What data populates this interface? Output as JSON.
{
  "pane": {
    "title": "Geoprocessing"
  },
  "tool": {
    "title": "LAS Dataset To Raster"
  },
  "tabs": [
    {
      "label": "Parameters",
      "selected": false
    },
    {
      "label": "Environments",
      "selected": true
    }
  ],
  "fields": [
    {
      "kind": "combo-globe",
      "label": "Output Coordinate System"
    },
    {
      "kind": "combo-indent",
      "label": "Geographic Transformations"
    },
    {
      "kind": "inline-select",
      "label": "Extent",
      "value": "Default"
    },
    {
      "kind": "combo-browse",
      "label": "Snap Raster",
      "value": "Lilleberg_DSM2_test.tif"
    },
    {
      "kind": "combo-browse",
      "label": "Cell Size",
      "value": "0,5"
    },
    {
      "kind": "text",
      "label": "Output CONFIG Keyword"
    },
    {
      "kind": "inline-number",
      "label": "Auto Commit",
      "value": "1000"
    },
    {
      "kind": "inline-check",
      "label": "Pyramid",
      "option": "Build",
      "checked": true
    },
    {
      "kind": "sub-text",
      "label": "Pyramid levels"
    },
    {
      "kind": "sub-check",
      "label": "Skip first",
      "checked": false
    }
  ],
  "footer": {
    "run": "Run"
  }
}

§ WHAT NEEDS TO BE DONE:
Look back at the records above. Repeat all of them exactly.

§ REPLY:
What data populates this interface? Output as JSON.
{
  "pane": {
    "title": "Geoprocessing"
  },
  "tool": {
    "title": "LAS Dataset To Raster"
  },
  "tabs": [
    {
      "label": "Parameters",
      "selected": false
    },
    {
      "label": "Environments",
      "selected": true
    }
  ],
  "fields": [
    {
      "kind": "combo-globe",
      "label": "Output Coordinate System"
    },
    {
      "kind": "combo-indent",
      "label": "Geographic Transformations"
    },
    {
      "kind": "inline-select",
      "label": "Extent",
      "value": "Default"
    },
    {
      "kind": "combo-browse",
      "label": "Snap Raster",
      "value": "Lilleberg_DSM2_test.tif"
    },
    {
      "kind": "combo-browse",
      "label": "Cell Size",
      "value": "0,5"
    },
    {
      "kind": "text",
      "label": "Output CONFIG Keyword"
    },
    {
      "kind": "inline-number",
      "label": "Auto Commit",
      "value": "1000"
    },
    {
      "kind": "inline-check",
      "label": "Pyramid",
      "option": "Build",
      "checked": true
    },
    {
      "kind": "sub-text",
      "label": "Pyramid levels"
    },
    {
      "kind": "sub-check",
      "label": "Skip first",
      "checked": false
    }
  ],
  "footer": {
    "run": "Run"
  }
}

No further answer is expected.